**Task**
Give the number of lines in the material below where the word "Organization" shows up, without anything else.
━━━
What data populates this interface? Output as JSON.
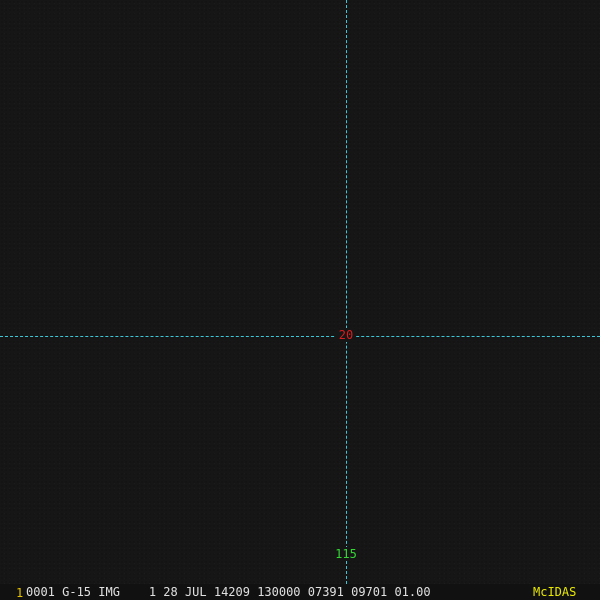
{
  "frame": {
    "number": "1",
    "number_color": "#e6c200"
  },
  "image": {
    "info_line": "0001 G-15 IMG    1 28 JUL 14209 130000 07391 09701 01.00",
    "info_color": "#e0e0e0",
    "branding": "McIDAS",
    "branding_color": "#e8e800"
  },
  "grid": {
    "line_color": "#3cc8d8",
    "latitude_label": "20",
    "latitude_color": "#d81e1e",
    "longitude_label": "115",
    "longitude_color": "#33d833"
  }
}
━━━
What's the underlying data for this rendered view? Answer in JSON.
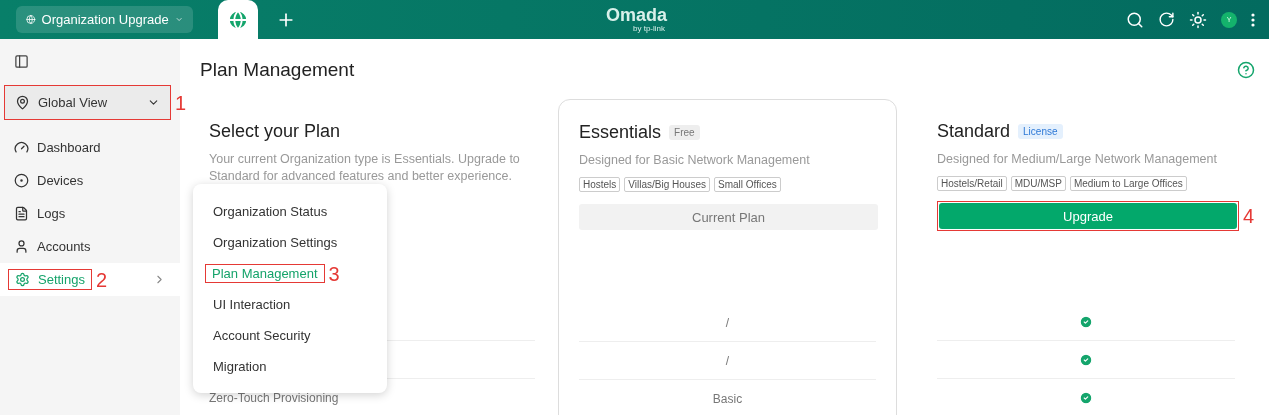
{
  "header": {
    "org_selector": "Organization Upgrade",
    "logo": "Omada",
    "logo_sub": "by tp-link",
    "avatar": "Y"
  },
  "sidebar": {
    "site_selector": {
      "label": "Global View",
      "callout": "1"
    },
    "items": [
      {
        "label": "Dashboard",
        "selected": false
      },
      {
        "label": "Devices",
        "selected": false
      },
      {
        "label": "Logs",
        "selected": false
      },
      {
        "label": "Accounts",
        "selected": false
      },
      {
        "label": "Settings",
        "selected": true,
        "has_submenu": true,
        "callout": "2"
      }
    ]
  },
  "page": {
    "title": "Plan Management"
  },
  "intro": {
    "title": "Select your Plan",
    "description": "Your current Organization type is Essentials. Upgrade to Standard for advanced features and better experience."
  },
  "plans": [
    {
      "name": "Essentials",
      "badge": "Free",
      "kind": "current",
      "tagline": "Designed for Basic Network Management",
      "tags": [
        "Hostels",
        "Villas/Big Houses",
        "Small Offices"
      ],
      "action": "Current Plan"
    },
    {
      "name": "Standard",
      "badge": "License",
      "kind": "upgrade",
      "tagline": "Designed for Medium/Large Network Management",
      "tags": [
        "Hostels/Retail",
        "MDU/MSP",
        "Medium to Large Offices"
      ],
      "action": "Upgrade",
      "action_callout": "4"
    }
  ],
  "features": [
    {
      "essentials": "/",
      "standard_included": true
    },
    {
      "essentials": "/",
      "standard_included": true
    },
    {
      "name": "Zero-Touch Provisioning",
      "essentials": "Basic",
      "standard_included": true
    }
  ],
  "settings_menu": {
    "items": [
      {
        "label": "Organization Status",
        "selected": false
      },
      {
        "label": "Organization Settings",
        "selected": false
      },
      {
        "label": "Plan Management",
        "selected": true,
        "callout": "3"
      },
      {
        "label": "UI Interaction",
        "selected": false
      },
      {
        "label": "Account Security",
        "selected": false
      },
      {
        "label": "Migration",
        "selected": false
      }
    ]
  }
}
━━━
**Answer box**
4